  1. “”Imagine It Was Us,” Jessie Ware’s only great track”

    I don’t think so! Running, Sweet Talk, Tough Love, Wildest Moments (!!!), 110%, Midnight, etc.

    This one is good but not even close to her greatest.

  2. “Running” is massively overrated; “Sweet Talk” and “110%” are fine; “Wildest Moments” and “Tough Love” are her descent into The New Boring; “Midnight” is very good but not great.

  3. My affection for “Running” rests on formal terms: the deployment of the guitar, the synth horn blasts, the falsetto harmonies. I like “Wildest Moments” fine as Shirley Bassey camp at karaoke night. “Taking in Water” and “Champagne Kisses” are my favorites of her Big Ballads.

    I have no use for the third album, “Your Domino” aside.

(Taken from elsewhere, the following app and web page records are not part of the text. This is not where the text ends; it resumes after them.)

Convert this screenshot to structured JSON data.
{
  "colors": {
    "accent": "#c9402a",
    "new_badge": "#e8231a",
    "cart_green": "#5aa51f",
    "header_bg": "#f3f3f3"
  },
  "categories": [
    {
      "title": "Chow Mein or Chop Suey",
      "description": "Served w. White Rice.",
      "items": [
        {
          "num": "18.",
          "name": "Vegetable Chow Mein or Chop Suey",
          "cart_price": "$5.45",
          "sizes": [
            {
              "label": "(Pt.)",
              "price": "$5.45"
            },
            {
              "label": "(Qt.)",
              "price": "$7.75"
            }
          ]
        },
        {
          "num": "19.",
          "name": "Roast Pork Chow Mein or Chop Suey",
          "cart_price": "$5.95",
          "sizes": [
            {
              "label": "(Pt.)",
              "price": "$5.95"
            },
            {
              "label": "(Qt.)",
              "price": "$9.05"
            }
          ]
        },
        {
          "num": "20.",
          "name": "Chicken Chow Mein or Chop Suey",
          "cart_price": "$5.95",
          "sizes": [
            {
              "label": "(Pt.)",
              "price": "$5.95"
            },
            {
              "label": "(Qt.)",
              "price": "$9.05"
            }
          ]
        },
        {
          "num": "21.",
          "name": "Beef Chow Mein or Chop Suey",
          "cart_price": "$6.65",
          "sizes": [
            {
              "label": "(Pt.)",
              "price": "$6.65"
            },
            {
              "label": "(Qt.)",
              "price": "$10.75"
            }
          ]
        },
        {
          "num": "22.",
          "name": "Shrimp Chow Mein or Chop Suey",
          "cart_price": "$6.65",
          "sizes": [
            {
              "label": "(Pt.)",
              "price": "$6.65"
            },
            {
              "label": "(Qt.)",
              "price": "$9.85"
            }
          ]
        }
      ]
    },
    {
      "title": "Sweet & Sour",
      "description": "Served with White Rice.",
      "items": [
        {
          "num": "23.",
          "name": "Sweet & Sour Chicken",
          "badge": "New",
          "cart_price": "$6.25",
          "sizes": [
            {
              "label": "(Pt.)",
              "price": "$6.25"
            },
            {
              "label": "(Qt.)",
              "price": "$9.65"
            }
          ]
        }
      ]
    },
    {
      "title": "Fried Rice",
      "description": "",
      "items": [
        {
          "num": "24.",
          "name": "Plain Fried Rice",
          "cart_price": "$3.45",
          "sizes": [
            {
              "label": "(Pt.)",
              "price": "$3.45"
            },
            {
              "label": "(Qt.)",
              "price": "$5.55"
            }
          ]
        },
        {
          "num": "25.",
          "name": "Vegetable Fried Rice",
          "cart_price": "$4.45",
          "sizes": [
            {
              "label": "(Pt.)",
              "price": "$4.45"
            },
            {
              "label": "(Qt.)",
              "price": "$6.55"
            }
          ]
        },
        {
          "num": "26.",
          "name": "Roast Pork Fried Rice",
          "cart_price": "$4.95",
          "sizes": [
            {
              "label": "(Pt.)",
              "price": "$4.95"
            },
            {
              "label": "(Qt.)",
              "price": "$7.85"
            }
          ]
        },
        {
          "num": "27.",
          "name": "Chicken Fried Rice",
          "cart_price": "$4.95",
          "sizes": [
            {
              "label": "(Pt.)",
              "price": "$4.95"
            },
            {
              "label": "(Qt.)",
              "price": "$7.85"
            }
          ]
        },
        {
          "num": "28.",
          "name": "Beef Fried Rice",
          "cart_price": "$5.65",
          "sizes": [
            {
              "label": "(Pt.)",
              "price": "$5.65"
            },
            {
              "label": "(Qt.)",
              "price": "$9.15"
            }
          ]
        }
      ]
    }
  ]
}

  4. I want to attend one of William’s dinner parties. Great blurb!